### TASK
Return all lines from the listing below in which the string "Reports" occurs.

+++

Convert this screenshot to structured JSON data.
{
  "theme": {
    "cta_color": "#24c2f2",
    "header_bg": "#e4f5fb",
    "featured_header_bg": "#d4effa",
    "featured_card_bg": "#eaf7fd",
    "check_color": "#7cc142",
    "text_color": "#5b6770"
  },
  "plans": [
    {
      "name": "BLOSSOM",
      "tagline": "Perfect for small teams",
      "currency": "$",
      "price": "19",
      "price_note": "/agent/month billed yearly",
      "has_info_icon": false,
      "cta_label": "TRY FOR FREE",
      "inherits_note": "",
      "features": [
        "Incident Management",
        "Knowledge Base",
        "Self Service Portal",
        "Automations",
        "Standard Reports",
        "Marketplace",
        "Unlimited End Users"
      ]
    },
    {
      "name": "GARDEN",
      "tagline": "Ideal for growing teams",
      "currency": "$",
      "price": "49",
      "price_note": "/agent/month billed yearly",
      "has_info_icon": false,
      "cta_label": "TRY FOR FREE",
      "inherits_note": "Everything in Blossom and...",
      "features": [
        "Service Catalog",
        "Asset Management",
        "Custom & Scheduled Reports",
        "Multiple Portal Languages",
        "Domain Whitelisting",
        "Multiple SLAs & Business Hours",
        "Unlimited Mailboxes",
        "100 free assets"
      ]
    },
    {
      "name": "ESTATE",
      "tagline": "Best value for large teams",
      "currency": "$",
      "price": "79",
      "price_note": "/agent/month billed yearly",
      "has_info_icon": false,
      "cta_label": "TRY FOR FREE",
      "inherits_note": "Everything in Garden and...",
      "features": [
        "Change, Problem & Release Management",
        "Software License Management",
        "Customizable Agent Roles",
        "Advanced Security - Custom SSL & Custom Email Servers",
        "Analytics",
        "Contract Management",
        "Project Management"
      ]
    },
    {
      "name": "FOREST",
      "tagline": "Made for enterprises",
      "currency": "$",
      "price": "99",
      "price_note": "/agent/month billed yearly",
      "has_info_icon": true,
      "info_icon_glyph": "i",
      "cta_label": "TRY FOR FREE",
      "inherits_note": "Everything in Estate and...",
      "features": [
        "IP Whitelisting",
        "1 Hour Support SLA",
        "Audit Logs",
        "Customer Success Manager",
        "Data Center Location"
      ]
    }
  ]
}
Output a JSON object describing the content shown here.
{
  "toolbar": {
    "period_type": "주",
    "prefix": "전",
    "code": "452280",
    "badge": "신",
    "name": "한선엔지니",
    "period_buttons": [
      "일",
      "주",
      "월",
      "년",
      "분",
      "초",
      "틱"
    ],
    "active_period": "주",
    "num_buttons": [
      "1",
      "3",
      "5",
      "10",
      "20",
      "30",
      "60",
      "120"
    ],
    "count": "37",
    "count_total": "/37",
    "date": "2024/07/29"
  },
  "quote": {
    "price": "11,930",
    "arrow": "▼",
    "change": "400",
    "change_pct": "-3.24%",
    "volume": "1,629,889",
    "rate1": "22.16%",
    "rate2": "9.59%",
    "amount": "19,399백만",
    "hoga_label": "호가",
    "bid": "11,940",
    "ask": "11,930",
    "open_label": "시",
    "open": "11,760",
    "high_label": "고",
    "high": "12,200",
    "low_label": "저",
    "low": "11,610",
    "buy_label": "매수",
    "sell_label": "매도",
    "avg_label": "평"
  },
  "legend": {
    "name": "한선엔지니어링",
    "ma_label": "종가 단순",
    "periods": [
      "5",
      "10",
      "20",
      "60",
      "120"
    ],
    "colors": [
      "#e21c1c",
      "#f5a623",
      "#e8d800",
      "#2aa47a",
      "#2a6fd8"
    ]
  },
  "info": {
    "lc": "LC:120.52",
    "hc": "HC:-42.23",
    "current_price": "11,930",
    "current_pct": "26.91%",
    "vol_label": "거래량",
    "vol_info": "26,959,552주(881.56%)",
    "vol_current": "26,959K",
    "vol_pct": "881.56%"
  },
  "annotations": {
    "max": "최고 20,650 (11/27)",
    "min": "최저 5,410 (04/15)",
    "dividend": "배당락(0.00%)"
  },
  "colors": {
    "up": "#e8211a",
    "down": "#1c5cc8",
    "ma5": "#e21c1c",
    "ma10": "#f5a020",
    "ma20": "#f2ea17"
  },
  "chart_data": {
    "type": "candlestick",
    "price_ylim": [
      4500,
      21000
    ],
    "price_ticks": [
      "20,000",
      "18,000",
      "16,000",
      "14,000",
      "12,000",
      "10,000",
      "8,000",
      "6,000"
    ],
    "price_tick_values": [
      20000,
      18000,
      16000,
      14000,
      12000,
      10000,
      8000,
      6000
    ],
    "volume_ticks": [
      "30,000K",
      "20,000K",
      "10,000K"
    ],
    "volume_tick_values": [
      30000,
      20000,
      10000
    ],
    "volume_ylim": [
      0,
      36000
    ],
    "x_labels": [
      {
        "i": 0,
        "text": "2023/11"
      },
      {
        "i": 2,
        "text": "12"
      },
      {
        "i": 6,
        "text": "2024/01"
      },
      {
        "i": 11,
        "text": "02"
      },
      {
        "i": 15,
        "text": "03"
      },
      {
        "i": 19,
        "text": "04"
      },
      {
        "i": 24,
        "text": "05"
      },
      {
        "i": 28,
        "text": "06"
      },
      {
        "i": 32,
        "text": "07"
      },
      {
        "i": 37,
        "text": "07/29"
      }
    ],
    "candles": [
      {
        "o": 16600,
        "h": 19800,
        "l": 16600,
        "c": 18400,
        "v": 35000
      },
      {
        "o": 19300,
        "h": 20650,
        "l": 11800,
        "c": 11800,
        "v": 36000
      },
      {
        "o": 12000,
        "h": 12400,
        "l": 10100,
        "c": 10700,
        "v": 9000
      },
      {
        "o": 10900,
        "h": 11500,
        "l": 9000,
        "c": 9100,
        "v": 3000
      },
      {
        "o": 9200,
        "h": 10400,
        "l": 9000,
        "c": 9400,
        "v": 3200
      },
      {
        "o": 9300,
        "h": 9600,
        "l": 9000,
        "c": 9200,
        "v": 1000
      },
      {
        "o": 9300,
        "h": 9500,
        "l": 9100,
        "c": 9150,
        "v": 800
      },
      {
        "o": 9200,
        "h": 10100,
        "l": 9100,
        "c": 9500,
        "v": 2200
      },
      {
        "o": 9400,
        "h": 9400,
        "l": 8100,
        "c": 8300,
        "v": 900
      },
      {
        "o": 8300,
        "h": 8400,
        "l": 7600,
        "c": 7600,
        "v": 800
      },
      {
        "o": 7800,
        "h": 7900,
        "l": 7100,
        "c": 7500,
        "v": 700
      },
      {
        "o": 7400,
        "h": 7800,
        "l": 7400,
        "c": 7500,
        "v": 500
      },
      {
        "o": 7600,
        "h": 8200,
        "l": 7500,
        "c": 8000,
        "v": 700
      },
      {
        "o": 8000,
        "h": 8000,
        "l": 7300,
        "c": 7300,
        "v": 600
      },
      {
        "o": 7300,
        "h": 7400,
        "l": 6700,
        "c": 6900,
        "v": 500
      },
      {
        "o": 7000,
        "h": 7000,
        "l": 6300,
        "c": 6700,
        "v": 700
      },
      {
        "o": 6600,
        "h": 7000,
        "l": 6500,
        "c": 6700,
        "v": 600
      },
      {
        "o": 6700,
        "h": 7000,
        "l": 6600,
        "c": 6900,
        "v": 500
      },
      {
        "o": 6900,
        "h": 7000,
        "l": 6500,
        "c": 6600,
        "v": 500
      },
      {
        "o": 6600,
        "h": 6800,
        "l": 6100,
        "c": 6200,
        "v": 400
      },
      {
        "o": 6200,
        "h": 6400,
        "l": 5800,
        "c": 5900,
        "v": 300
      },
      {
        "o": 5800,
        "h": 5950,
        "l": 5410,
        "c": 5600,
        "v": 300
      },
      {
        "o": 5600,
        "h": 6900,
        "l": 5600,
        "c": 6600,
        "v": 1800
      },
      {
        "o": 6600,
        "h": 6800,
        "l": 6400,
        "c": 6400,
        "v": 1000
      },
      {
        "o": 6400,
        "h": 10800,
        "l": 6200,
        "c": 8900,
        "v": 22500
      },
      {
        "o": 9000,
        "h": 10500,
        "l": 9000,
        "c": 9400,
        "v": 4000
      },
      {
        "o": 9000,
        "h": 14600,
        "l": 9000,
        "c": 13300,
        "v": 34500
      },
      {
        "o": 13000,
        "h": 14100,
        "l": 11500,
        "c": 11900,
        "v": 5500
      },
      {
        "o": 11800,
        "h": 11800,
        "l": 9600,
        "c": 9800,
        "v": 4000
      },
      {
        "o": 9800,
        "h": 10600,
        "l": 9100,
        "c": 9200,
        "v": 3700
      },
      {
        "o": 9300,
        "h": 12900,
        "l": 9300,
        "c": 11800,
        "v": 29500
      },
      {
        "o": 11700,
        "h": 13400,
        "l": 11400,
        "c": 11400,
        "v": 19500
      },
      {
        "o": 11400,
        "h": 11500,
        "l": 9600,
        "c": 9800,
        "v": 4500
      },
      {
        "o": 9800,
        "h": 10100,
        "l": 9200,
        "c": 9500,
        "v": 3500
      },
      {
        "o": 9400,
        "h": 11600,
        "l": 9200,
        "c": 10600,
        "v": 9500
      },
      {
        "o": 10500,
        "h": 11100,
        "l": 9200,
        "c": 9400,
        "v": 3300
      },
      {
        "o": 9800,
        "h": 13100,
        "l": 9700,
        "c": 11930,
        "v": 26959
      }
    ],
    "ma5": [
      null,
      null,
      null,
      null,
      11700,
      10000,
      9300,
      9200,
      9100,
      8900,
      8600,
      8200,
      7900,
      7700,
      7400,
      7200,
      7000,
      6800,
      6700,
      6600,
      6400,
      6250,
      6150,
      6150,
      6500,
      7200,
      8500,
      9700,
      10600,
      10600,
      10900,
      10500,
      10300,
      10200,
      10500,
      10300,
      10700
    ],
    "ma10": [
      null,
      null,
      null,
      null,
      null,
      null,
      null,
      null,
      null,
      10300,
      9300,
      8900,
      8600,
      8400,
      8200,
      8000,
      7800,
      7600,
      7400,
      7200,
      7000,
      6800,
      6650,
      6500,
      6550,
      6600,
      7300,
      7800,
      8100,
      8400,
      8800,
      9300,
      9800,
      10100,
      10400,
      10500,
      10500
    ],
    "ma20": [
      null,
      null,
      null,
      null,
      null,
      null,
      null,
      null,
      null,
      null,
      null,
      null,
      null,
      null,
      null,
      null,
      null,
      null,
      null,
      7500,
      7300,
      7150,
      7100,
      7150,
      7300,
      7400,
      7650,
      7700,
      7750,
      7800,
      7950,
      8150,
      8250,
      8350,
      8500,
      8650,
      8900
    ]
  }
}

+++

### EXERCISE ANSWER
        "Standard Reports",
        "Custom & Scheduled Reports",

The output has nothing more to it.